X-ray diffraction is moving out of the laboratory and into the field with a handheld device that quickly establishes the mineral content and quantity of samples being analysed.
The 1.5kg device, which is being developed by Dr Graeme Hansford from Leicester University’s Space Research Centre (SRC) and Bruker Elemental, is expected to represent ‘an evolution’ in current handheld X-ray fluorescence (XRF) instruments.
Dr Hansford explained that such systems posses many capabilities, such as determining the presence of toxic elements in children’s toys and plastics, or for metal analysis.
X-ray diffraction (XRD) occurs when the atomic planes of a crystal cause an incident beam of X-rays to interfere with one another as they leave the crystal.
XRD built into a handheld device will differentiate between minerals that have the same chemical formula, an important factor when used in a mining context.
Dr Hansford added that the entire process would take between one and two minutes and that the sample would not require any special preparation.
The next stage of the project will focus on developing and testing the methodology using samples which are representative of real-world problems encountered in mining, such as determining the relative amounts of iron oxide minerals in ore samples.
In the second part of the project, a prototype handheld device will be developed at the SRC in conjunction with Bruker.
Dr Hansford said that relatively minor changes will be required in order to introduce this new capability, which will be incorporated into a device combining XRF along with XRD. According to Leicester University, hardware requirements of the technique are very similar to existing handheld XRF devices.
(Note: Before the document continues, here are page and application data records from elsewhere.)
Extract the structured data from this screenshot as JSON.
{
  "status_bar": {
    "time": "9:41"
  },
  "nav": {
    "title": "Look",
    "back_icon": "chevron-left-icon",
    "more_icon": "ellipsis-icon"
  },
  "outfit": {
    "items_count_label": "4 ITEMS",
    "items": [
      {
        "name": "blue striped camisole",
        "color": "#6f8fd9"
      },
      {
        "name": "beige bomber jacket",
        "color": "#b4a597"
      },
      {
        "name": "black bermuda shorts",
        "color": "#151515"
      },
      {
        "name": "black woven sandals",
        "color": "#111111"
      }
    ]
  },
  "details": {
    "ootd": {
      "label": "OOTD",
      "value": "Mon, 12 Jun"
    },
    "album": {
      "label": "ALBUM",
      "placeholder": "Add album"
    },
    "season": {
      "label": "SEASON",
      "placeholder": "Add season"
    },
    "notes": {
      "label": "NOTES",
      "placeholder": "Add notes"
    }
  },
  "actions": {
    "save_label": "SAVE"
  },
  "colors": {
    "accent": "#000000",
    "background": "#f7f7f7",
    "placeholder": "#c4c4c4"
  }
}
‘The key change is a change in geometry,’ said Dr Hansford. ‘These instruments have an X-ray source and a detector plus the associated electronics and, at the moment, they are side by side in a configuration where the incident beam onto the sample…is something like 40 to 50 degrees. We need to bring that angle much lower down to less than 20 degrees.’
‘In other words, we need to bring the source and the detector much closer together within the instrument. That’s were the challenge will lie so it’ll need some redesign work of the head of the instrument and it may need some changes to…the X-ray source. There’ll be some changes to the design of the source in order to enable that change in configuration.’
This project is supported with an award from the Science and Technology Facilities Council’s Innovations Partnerships Scheme.